What needs to be done: Check every line of the entries for the string "Area" and return the ones that contain it.

Data items
______

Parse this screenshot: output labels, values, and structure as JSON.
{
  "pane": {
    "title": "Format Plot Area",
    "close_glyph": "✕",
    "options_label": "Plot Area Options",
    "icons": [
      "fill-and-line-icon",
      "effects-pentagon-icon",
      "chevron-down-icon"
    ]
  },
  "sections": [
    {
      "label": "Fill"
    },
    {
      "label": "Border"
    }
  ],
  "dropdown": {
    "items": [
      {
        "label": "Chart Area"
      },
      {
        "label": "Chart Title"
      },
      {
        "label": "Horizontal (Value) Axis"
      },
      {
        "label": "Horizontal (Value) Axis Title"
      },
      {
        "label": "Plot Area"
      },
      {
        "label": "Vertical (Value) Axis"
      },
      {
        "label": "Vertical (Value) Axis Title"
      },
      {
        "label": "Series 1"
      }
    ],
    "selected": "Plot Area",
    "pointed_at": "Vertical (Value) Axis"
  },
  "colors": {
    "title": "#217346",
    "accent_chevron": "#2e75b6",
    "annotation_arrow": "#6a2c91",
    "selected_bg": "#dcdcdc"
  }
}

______

Result of the exercise:
    "title": "Format Plot Area",
    "options_label": "Plot Area Options",
        "label": "Chart Area"
        "label": "Plot Area"
    "selected": "Plot Area",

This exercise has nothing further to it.